:: PROVIDED RECORDS ::

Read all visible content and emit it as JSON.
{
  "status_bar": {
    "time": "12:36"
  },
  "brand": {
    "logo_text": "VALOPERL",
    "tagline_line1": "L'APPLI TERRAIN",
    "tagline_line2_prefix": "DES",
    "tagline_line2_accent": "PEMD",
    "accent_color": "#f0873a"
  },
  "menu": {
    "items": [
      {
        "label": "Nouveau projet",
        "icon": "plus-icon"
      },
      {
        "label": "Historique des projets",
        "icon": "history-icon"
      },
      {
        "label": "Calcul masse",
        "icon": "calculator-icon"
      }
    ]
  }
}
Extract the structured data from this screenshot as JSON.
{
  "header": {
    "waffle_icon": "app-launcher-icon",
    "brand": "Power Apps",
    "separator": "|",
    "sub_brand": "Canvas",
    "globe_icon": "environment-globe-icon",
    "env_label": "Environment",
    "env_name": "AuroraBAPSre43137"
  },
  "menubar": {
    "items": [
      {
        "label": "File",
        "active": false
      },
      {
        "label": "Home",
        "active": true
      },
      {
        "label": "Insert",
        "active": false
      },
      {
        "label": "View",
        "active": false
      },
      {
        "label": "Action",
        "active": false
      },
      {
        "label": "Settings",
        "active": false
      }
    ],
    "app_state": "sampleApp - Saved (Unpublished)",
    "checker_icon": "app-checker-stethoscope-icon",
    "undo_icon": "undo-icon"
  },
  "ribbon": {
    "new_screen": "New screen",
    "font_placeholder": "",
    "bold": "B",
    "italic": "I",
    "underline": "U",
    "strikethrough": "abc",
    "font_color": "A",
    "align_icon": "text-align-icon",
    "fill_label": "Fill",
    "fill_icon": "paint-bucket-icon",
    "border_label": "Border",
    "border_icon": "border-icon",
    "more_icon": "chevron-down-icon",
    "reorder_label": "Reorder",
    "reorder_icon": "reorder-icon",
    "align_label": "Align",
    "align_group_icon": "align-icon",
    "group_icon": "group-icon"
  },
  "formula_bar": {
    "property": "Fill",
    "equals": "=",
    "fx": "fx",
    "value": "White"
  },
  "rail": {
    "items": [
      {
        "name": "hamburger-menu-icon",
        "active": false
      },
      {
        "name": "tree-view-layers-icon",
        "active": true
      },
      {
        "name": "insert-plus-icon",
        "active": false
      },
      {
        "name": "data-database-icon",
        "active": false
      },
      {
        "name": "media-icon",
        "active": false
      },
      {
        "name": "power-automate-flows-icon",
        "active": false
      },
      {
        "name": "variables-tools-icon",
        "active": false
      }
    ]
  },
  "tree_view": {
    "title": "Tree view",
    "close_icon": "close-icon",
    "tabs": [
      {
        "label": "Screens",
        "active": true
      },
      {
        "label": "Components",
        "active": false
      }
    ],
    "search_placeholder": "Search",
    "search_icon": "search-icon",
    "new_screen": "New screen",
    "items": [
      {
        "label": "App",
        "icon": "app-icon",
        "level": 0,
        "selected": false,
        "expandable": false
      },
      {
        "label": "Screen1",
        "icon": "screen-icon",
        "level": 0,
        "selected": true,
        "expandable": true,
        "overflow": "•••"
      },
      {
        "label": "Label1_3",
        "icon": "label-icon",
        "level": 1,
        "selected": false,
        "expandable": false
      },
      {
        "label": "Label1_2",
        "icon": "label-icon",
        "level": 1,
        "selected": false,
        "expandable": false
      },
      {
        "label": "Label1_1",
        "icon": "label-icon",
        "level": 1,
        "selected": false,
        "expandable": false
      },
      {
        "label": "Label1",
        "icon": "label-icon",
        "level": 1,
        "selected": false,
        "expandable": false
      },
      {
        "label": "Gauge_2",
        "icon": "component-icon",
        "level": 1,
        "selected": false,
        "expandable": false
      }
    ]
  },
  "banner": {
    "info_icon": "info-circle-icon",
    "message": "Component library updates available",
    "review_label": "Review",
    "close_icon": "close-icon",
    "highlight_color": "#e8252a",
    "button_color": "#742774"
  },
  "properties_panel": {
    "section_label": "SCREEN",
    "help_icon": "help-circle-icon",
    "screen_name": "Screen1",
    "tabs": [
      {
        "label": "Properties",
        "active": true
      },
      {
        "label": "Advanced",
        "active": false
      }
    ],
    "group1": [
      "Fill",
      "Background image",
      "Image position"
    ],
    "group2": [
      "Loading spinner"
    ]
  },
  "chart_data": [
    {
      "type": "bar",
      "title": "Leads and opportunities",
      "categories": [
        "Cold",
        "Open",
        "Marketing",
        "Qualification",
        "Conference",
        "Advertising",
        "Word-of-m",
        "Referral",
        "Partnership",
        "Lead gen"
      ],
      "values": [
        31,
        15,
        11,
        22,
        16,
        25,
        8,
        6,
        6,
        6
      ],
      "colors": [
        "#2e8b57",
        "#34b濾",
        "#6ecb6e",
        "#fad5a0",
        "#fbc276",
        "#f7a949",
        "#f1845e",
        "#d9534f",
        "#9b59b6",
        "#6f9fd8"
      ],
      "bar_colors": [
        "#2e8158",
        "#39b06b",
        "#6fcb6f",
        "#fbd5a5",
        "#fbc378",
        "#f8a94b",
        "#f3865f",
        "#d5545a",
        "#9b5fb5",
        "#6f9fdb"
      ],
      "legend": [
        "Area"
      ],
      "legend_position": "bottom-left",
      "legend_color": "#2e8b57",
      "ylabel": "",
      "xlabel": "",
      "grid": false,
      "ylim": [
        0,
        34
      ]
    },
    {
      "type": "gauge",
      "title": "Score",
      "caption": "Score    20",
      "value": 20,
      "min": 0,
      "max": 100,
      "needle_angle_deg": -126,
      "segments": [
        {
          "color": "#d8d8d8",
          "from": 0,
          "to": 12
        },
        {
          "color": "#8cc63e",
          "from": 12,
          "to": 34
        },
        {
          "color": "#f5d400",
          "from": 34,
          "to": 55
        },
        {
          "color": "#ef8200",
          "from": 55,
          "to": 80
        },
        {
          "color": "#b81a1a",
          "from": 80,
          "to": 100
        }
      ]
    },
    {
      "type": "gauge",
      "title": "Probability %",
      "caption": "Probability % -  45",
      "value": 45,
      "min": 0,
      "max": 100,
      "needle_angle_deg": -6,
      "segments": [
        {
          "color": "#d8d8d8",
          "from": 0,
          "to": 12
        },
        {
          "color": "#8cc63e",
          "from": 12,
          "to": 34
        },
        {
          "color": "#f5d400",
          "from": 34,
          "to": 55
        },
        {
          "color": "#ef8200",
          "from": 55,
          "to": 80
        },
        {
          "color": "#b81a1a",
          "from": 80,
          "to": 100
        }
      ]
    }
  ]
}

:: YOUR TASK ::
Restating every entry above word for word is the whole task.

:: EXERCISE RESULT ::
Read all visible content and emit it as JSON.
{
  "status_bar": {
    "time": "12:36"
  },
  "brand": {
    "logo_text": "VALOPERL",
    "tagline_line1": "L'APPLI TERRAIN",
    "tagline_line2_prefix": "DES",
    "tagline_line2_accent": "PEMD",
    "accent_color": "#f0873a"
  },
  "menu": {
    "items": [
      {
        "label": "Nouveau projet",
        "icon": "plus-icon"
      },
      {
        "label": "Historique des projets",
        "icon": "history-icon"
      },
      {
        "label": "Calcul masse",
        "icon": "calculator-icon"
      }
    ]
  }
}
Extract the structured data from this screenshot as JSON.
{
  "header": {
    "waffle_icon": "app-launcher-icon",
    "brand": "Power Apps",
    "separator": "|",
    "sub_brand": "Canvas",
    "globe_icon": "environment-globe-icon",
    "env_label": "Environment",
    "env_name": "AuroraBAPSre43137"
  },
  "menubar": {
    "items": [
      {
        "label": "File",
        "active": false
      },
      {
        "label": "Home",
        "active": true
      },
      {
        "label": "Insert",
        "active": false
      },
      {
        "label": "View",
        "active": false
      },
      {
        "label": "Action",
        "active": false
      },
      {
        "label": "Settings",
        "active": false
      }
    ],
    "app_state": "sampleApp - Saved (Unpublished)",
    "checker_icon": "app-checker-stethoscope-icon",
    "undo_icon": "undo-icon"
  },
  "ribbon": {
    "new_screen": "New screen",
    "font_placeholder": "",
    "bold": "B",
    "italic": "I",
    "underline": "U",
    "strikethrough": "abc",
    "font_color": "A",
    "align_icon": "text-align-icon",
    "fill_label": "Fill",
    "fill_icon": "paint-bucket-icon",
    "border_label": "Border",
    "border_icon": "border-icon",
    "more_icon": "chevron-down-icon",
    "reorder_label": "Reorder",
    "reorder_icon": "reorder-icon",
    "align_label": "Align",
    "align_group_icon": "align-icon",
    "group_icon": "group-icon"
  },
  "formula_bar": {
    "property": "Fill",
    "equals": "=",
    "fx": "fx",
    "value": "White"
  },
  "rail": {
    "items": [
      {
        "name": "hamburger-menu-icon",
        "active": false
      },
      {
        "name": "tree-view-layers-icon",
        "active": true
      },
      {
        "name": "insert-plus-icon",
        "active": false
      },
      {
        "name": "data-database-icon",
        "active": false
      },
      {
        "name": "media-icon",
        "active": false
      },
      {
        "name": "power-automate-flows-icon",
        "active": false
      },
      {
        "name": "variables-tools-icon",
        "active": false
      }
    ]
  },
  "tree_view": {
    "title": "Tree view",
    "close_icon": "close-icon",
    "tabs": [
      {
        "label": "Screens",
        "active": true
      },
      {
        "label": "Components",
        "active": false
      }
    ],
    "search_placeholder": "Search",
    "search_icon": "search-icon",
    "new_screen": "New screen",
    "items": [
      {
        "label": "App",
        "icon": "app-icon",
        "level": 0,
        "selected": false,
        "expandable": false
      },
      {
        "label": "Screen1",
        "icon": "screen-icon",
        "level": 0,
        "selected": true,
        "expandable": true,
        "overflow": "•••"
      },
      {
        "label": "Label1_3",
        "icon": "label-icon",
        "level": 1,
        "selected": false,
        "expandable": false
      },
      {
        "label": "Label1_2",
        "icon": "label-icon",
        "level": 1,
        "selected": false,
        "expandable": false
      },
      {
        "label": "Label1_1",
        "icon": "label-icon",
        "level": 1,
        "selected": false,
        "expandable": false
      },
      {
        "label": "Label1",
        "icon": "label-icon",
        "level": 1,
        "selected": false,
        "expandable": false
      },
      {
        "label": "Gauge_2",
        "icon": "component-icon",
        "level": 1,
        "selected": false,
        "expandable": false
      }
    ]
  },
  "banner": {
    "info_icon": "info-circle-icon",
    "message": "Component library updates available",
    "review_label": "Review",
    "close_icon": "close-icon",
    "highlight_color": "#e8252a",
    "button_color": "#742774"
  },
  "properties_panel": {
    "section_label": "SCREEN",
    "help_icon": "help-circle-icon",
    "screen_name": "Screen1",
    "tabs": [
      {
        "label": "Properties",
        "active": true
      },
      {
        "label": "Advanced",
        "active": false
      }
    ],
    "group1": [
      "Fill",
      "Background image",
      "Image position"
    ],
    "group2": [
      "Loading spinner"
    ]
  },
  "chart_data": [
    {
      "type": "bar",
      "title": "Leads and opportunities",
      "categories": [
        "Cold",
        "Open",
        "Marketing",
        "Qualification",
        "Conference",
        "Advertising",
        "Word-of-m",
        "Referral",
        "Partnership",
        "Lead gen"
      ],
      "values": [
        31,
        15,
        11,
        22,
        16,
        25,
        8,
        6,
        6,
        6
      ],
      "colors": [
        "#2e8b57",
        "#34b濾",
        "#6ecb6e",
        "#fad5a0",
        "#fbc276",
        "#f7a949",
        "#f1845e",
        "#d9534f",
        "#9b59b6",
        "#6f9fd8"
      ],
      "bar_colors": [
        "#2e8158",
        "#39b06b",
        "#6fcb6f",
        "#fbd5a5",
        "#fbc378",
        "#f8a94b",
        "#f3865f",
        "#d5545a",
        "#9b5fb5",
        "#6f9fdb"
      ],
      "legend": [
        "Area"
      ],
      "legend_position": "bottom-left",
      "legend_color": "#2e8b57",
      "ylabel": "",
      "xlabel": "",
      "grid": false,
      "ylim": [
        0,
        34
      ]
    },
    {
      "type": "gauge",
      "title": "Score",
      "caption": "Score    20",
      "value": 20,
      "min": 0,
      "max": 100,
      "needle_angle_deg": -126,
      "segments": [
        {
          "color": "#d8d8d8",
          "from": 0,
          "to": 12
        },
        {
          "color": "#8cc63e",
          "from": 12,
          "to": 34
        },
        {
          "color": "#f5d400",
          "from": 34,
          "to": 55
        },
        {
          "color": "#ef8200",
          "from": 55,
          "to": 80
        },
        {
          "color": "#b81a1a",
          "from": 80,
          "to": 100
        }
      ]
    },
    {
      "type": "gauge",
      "title": "Probability %",
      "caption": "Probability % -  45",
      "value": 45,
      "min": 0,
      "max": 100,
      "needle_angle_deg": -6,
      "segments": [
        {
          "color": "#d8d8d8",
          "from": 0,
          "to": 12
        },
        {
          "color": "#8cc63e",
          "from": 12,
          "to": 34
        },
        {
          "color": "#f5d400",
          "from": 34,
          "to": 55
        },
        {
          "color": "#ef8200",
          "from": 55,
          "to": 80
        },
        {
          "color": "#b81a1a",
          "from": 80,
          "to": 100
        }
      ]
    }
  ]
}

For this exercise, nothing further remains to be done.